Each line of the data that includes the string "true" is to be copied out.

*** RECORDS FOR THIS TASK ***

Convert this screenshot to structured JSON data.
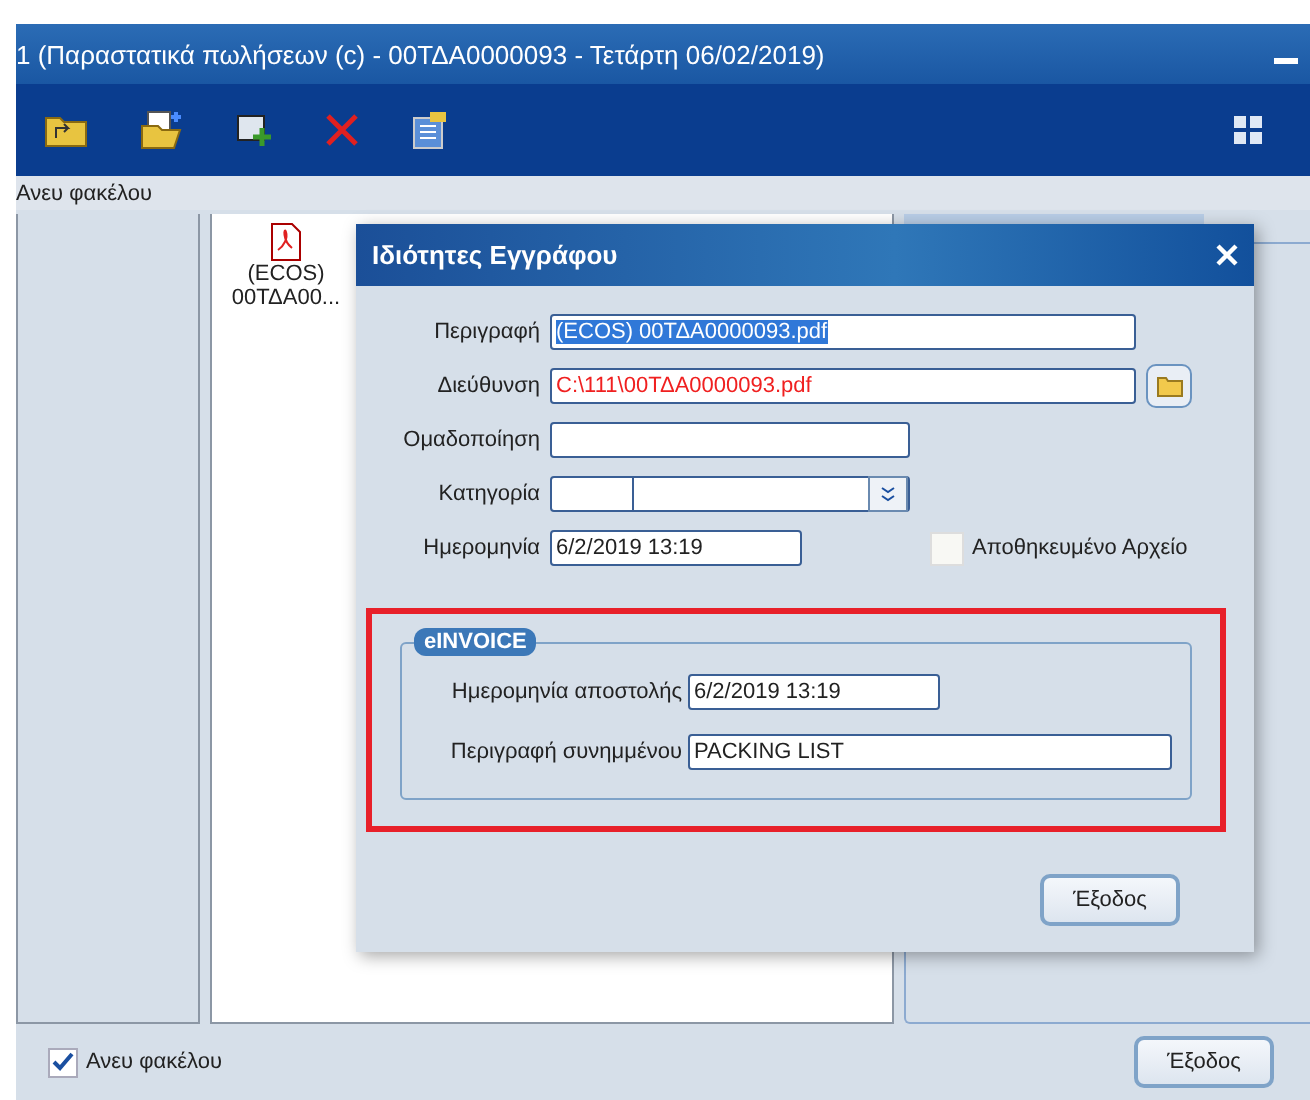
{
  "window": {
    "title": "1 (Παραστατικά πωλήσεων (c) - 00ΤΔΑ0000093 - Τετάρτη 06/02/2019)"
  },
  "toolbar": {
    "buttons": [
      {
        "kind": "folder-up"
      },
      {
        "kind": "open"
      },
      {
        "kind": "add"
      },
      {
        "kind": "delete"
      },
      {
        "kind": "properties"
      }
    ]
  },
  "folder_label": "Ανευ φακέλου",
  "files": [
    {
      "name": "(ECOS) 00ΤΔΑ00..."
    }
  ],
  "dialog": {
    "title": "Ιδιότητες Εγγράφου",
    "fields": [
      {
        "kind": "text",
        "label": "Περιγραφή",
        "value": "(ECOS) 00ΤΔΑ0000093.pdf",
        "text_selected": true
      },
      {
        "kind": "path",
        "label": "Διεύθυνση",
        "value": "C:\\111\\00ΤΔΑ0000093.pdf"
      },
      {
        "kind": "short",
        "label": "Ομαδοποίηση"
      },
      {
        "kind": "combo",
        "label": "Κατηγορία"
      },
      {
        "kind": "date",
        "label": "Ημερομηνία",
        "value": "6/2/2019 13:19"
      }
    ],
    "archived": {
      "label": "Αποθηκευμένο Αρχείο",
      "checked": false
    },
    "einvoice": {
      "title": "eINVOICE",
      "highlighted": true,
      "fields": [
        {
          "kind": "date",
          "label": "Ημερομηνία αποστολής",
          "value": "6/2/2019 13:19"
        },
        {
          "kind": "text",
          "label": "Περιγραφή συνημμένου",
          "value": "PACKING LIST"
        }
      ]
    },
    "exit_button": "Έξοδος"
  },
  "footer": {
    "without_folder": {
      "label": "Ανευ φακέλου",
      "checked": true
    },
    "exit_button": "Έξοδος"
  }
}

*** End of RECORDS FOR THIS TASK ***

:: OUTPUT OF THE TASK ::
        "text_selected": true
      "highlighted": true,
      "checked": true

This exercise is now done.